The Port of Long Beach (PoLB) expects its power demand on the electricity grid “to triple or quadruple” by 2035 from increases in shoreside power and electricity-powered yard equipment.
The first of nine electric rubber-tyred gantry (RTG) stacking cranes entered service at the SSA Terminal at PoLB in March 2021, as part of the Zero Emissions Terminal Equipment Transition Project, funded partly by the California Energy Commission Grant.
In an interview with PTI, Matthew Arms, Director of Environmental Planning, said by 2035 the port anticipates the surge in electrical equipment and shoreside power availability to increase demand three-or-fourfold compared to 2016 levels.
“We need to work with our utility provider to make sure that they are bringing green, reliably sourced power because as a complex we are vital to the nation,” Arms said.
Arms continued that the port needs to ensure its terminals are resilient in their power sourcing and highlighted potential areas such as it’s microgrid, battery storage and hydrogen as the “tools in the toolbox” to reach decarbonisation goals.
“Hydrogen could also very well could be part of the solution here,” he said.
The electric stacking cranes, expected to be rolled out “in a monthly sequence” from March, Arms said, plug into the port’s power grid through an extension cord, which provided significant challenges for port operatives to install compared to the mounted diesel engines on previous RTG cranes.
“The rubber-tyred gantry cranes’ purpose is to move around – they want to have flexibility with different stacks,” explained Arms.
“When they’re electrified, they’re tied to a big extension cord, which provides major challenges: a guidance system for where to lay the cord; understanding the pieces of electrical equipment between transformers and substation; and just doing the trenching are huge challenges when we have around six weeks to develop these projects,” he added.

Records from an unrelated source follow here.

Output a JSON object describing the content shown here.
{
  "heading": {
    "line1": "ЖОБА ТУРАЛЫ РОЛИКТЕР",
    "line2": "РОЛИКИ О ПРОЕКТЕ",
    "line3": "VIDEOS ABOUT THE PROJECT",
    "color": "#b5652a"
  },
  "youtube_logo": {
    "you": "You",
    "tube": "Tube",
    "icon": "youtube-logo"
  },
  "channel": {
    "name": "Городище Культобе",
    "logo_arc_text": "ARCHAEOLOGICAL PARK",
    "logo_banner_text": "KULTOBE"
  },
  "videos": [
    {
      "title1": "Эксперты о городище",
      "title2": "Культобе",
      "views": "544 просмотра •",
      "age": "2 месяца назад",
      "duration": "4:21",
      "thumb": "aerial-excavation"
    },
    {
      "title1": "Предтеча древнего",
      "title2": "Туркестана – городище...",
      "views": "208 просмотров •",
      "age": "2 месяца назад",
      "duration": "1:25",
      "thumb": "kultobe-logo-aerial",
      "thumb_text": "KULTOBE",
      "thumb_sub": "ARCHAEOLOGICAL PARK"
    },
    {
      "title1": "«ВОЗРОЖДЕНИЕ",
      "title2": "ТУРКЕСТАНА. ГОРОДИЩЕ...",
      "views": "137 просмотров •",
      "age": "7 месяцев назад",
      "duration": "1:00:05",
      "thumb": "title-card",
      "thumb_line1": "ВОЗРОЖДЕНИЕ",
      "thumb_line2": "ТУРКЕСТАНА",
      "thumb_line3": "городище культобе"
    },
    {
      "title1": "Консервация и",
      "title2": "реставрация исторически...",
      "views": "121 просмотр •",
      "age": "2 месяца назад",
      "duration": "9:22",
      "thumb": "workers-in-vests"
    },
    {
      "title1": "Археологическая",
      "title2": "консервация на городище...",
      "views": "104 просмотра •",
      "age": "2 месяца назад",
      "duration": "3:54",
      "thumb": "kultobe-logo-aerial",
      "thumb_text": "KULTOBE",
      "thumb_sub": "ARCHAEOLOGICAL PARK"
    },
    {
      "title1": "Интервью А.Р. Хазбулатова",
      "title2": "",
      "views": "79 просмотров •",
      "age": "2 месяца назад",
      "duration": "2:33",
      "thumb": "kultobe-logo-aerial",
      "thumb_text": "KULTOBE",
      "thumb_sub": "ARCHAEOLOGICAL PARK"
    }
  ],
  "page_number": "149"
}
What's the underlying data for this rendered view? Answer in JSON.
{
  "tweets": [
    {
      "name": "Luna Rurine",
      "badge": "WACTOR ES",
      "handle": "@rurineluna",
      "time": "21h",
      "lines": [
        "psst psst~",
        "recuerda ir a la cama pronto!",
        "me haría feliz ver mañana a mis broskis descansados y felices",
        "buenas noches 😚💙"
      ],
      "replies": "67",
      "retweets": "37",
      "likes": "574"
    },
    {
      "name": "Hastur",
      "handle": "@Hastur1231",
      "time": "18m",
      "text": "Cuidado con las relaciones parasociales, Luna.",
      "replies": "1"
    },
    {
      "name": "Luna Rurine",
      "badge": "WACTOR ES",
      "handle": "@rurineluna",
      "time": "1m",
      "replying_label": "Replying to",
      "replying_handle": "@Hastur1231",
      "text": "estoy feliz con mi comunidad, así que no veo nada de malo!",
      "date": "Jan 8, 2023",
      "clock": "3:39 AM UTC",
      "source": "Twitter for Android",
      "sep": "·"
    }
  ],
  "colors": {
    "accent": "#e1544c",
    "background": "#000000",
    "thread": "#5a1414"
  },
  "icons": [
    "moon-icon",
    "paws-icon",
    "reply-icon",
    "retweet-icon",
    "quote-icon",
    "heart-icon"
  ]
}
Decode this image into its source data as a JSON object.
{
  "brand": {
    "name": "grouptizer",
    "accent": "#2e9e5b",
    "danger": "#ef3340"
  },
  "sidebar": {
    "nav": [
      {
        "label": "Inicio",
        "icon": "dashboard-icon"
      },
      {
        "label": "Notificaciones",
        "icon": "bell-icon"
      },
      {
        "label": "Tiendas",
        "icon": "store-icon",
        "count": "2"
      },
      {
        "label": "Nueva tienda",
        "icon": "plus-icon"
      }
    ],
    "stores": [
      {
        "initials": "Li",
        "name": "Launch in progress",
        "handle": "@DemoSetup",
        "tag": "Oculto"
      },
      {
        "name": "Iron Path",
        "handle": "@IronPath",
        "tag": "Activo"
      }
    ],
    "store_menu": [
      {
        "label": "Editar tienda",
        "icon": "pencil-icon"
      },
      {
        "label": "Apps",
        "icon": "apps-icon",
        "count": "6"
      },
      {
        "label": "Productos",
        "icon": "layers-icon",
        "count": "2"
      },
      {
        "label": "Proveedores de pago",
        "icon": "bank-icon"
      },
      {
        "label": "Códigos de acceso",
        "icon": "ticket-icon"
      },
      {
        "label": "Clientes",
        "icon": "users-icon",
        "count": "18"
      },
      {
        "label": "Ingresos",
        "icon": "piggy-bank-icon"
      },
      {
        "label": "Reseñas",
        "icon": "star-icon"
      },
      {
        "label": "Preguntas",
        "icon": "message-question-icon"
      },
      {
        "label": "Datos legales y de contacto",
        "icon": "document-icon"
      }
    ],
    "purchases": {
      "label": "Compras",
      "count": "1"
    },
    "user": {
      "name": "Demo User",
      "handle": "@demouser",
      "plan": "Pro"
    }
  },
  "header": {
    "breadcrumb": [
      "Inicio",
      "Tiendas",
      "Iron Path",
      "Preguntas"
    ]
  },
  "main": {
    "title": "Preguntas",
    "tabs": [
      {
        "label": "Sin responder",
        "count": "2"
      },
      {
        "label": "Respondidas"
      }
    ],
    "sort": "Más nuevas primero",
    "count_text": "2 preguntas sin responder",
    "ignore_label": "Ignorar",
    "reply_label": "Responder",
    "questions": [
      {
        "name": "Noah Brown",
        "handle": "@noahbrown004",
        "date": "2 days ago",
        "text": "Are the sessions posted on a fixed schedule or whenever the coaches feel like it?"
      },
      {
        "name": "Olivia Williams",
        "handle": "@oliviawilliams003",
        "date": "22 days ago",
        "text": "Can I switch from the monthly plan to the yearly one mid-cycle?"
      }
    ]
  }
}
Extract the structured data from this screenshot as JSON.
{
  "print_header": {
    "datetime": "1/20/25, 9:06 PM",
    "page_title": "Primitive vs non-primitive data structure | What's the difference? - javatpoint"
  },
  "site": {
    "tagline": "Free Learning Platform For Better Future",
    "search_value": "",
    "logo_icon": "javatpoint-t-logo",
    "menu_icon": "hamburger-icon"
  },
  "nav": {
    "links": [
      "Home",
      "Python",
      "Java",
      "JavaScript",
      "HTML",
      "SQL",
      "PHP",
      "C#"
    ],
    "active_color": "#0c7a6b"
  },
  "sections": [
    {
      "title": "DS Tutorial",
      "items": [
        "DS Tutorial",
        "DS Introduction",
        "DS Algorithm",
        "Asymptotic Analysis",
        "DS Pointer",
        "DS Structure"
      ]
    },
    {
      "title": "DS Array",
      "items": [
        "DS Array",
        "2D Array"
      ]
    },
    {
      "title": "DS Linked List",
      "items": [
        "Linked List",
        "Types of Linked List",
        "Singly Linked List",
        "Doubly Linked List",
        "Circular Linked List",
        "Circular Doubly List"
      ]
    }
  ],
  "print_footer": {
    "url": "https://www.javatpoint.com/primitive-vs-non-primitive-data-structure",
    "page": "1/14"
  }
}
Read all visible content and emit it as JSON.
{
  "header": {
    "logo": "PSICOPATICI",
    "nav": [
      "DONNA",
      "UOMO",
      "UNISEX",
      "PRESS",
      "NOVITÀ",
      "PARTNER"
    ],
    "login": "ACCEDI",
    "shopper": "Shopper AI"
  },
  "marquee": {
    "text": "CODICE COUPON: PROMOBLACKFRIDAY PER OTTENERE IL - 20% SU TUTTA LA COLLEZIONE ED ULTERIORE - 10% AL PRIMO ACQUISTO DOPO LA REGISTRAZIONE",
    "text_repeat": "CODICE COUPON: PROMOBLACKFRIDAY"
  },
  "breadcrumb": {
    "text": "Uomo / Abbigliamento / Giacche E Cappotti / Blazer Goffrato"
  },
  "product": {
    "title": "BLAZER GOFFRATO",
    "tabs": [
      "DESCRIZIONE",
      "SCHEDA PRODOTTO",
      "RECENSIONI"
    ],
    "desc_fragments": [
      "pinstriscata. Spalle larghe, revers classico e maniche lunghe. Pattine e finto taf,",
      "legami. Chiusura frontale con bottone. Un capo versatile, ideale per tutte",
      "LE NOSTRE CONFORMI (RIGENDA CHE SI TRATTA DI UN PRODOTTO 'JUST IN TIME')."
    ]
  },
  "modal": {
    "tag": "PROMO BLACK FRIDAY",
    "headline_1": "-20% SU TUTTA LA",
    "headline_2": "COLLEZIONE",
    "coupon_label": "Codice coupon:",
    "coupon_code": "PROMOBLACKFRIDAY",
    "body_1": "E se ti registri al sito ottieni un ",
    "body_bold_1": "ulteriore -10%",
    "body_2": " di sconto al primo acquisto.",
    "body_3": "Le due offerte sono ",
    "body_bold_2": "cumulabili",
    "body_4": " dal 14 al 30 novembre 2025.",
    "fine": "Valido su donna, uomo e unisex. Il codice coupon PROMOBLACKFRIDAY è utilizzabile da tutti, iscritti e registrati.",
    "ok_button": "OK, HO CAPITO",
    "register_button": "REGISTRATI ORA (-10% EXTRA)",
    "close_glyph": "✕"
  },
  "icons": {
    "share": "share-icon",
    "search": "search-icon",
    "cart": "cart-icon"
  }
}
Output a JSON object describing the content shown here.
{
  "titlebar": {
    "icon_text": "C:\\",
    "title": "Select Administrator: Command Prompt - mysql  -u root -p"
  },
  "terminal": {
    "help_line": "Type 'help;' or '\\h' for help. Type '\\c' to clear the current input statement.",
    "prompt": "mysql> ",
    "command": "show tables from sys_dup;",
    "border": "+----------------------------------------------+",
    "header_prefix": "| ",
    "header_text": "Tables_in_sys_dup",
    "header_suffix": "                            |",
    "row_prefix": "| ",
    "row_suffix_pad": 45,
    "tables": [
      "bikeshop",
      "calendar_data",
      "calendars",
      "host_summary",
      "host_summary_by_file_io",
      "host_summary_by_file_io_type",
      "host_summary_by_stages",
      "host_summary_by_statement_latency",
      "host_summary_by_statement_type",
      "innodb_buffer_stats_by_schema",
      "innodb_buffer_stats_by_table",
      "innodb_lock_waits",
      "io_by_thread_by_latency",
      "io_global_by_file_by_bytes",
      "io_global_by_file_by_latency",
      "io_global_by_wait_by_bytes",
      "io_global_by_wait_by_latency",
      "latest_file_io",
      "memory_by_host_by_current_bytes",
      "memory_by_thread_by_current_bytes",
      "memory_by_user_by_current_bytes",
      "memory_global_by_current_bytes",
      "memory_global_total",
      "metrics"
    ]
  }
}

Arms said an additional challenge is working with port community stakeholders to understand who is responsible for ownership of that electrical resiliency – whether that is the terminal, the utility provider Southern California Edison, or the terminal itself.
The partnership with Southern California Edison will be critical with the expected surges in demand in the coming years.
“On the small scale of this, for those specific cranes, utility provider Southern California Edison have to be a partner in the project because we need to make sure that all that connection works and we’re not making things go dark,” added Arms.
The rollout of electric RTG cranes is part of six projects under the ‘Our Zero Emissions Future’ initiative following the grant of almost $80 million from the California Energy Commission and the California Air Resources Board.